The Church, founded by Jesus Christ, says this. That Church, not playing with the words of men, is the only authority, so, again, there is no point responding to the vain words of non-Christians, unless  they can show they know how to read the Book of the Church better than the Church itself.

On the subject of St Athanasius he comments:

St Athanasius and St Cyril are not superior to Blessed Jesus and Prophets. How can they wrestle with each other to forge concept of God untold and unheard by Blessed Jesus?.

I did ask Mushtaq to read some of what has been written here on St Athanasius and the Trinity, and if he had, he would have seen, as he would had he read the books I recommended here:

James D. G. Dunn, Unity and Diversity in the New Testament (2005)

Franz Dunzl, A Brief History of the Doctrine of the Trinity (2007)

Lewis Ayres, Nicaea and its legacy (2004)

Khaled Anatolis, Athanasius (2004)

Larry W Hurtado, How on earth did Jesus become a God? (2005)

that it is incorrect to assert that the idea of the Trinity was ‘forged’. It arises, as I have shown repeatedly, out of Scripture and the life of the Church founded by Jesus.

Now, in one of his later answers, Mustaq writes:

2-MUSHTAQ (Dialogue is exchange of Questions and Answers, not exchange of list of books)
Dialogue is exchange of Questions and Answers, Dialogue is not exchange of list of books, if you yourself have not capability to read these books and extract required answer for dialogue, then you are not eligible to participate in Dialogue. Go and first learn these books yourselves to find out how to extract required answers from these books at time of Dialogue.
You may cite few book in dialogue, but just only as a reference to what you say in dialogue, not as a replacement of question and answer for “Recommended study”.

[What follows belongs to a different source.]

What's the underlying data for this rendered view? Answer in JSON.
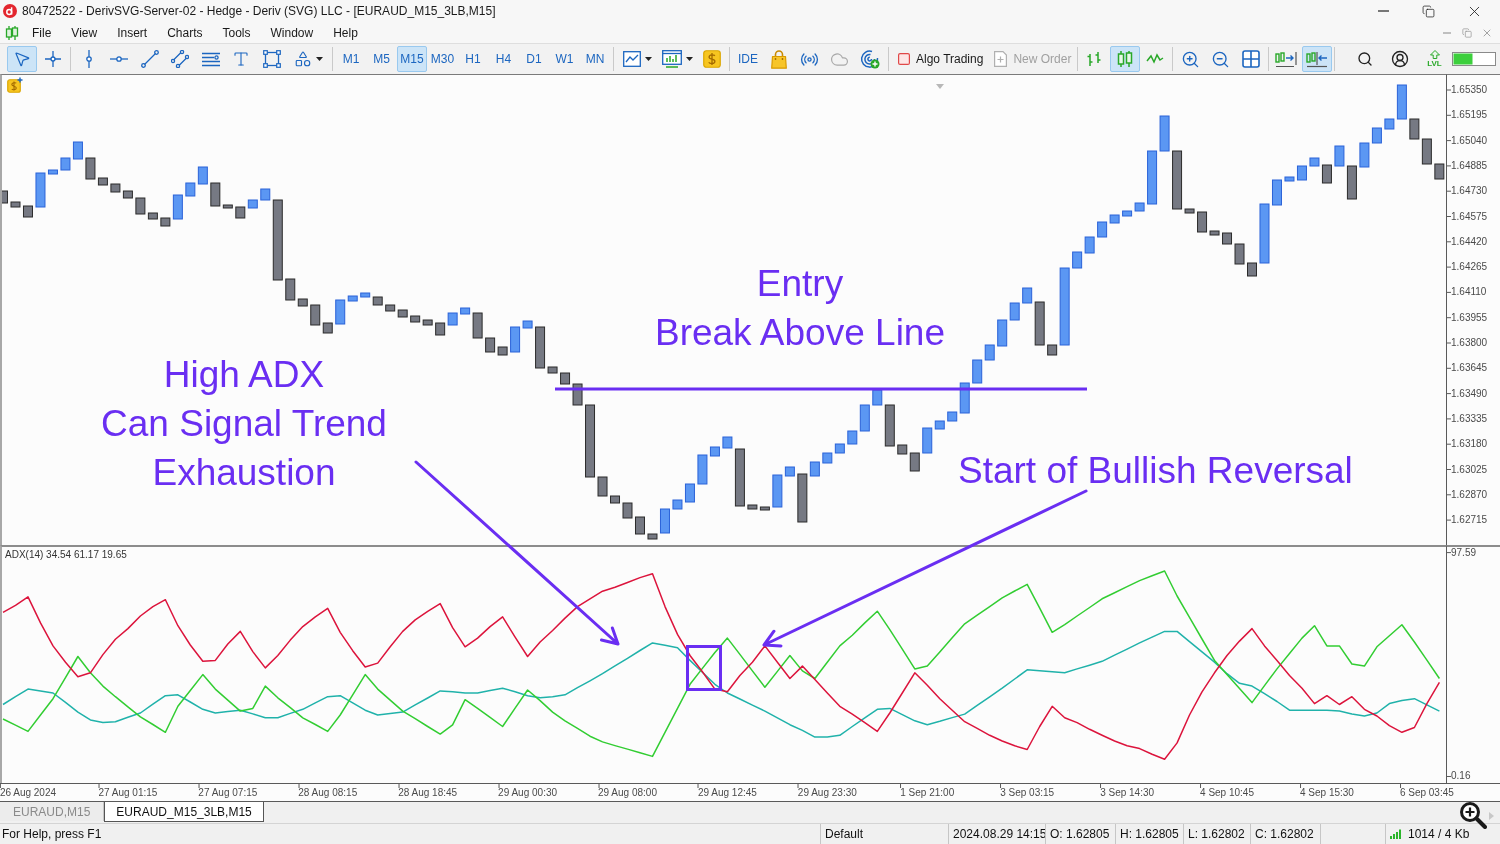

I cite these books as the sources for my arguments, and they are used in the pieces here to which I asked Mushtaq to refer. He has not done so, neither has he answered the argumentsI used based on them. It is this which is not dialogue.

Mushtaq asserts;

Blessed Jesus wrote no book, he left oral traditions which took form of conflicting Gospels over a period of years by unknown authors. These books became a useful tool for Church to propagate conflicting traditions attributed to Blessed Jesus such as number three, Trinity, Triune God etc.

He also asserts

We know Scripture through various conflicting Gospels. Blessed Jesus founded a Jewish community that was diverted to Gentiles by St. Paul (who never saw Blessed Jesus) and many scholars have argued that he must be called real founder of Christianity. 

Both statements are incorrect, as the books I have cited would show him, as well as the pieces on this blog on the Trinity  (which are listed in the next post). The early church paid great attention to the words of Jesus and to the traditions of his disciples, and there is no reason to presume, as Mushtaq does, that church did not know its Master’s voice or how to hear him. The argument that Paul never saw Jesus is incorrect, he did, as his own letters and Acts makes clear. The idea that he diverted the Church from its mission is, again, incorrect, and if Mushtaq reads Geoffrey’s piece here and Chalcedon’s here he will see why.  It does not seem unreasonable to me to expect him to read what is written here.

He also misunderstands what it means to say that the Spirit inspired the Gosple writers. I wrote, clearly:“God dictated a text. This is not what Christians believe”, to which he responded

It is incorrect and contradicted to well known Christian belief that Holy Spirit inspired or God inspired to Bible writers. Don’t you believe Holy Spirit inspired in writing of Scriptures?

Yes, I do, but that does not mean that the Spirit dictated the text. It means that the Spirit protects the Evangelists and the Church from misunderstanding it. Jesus himself told us here that in cases of doubt: ‘And if he refuses to hear them, tell it to the church. But if he refuses even to hear the church, let him be to you like a heathen and a tax collector.’ Well, Mushtaq refuses to hear the Church, so what are we to do?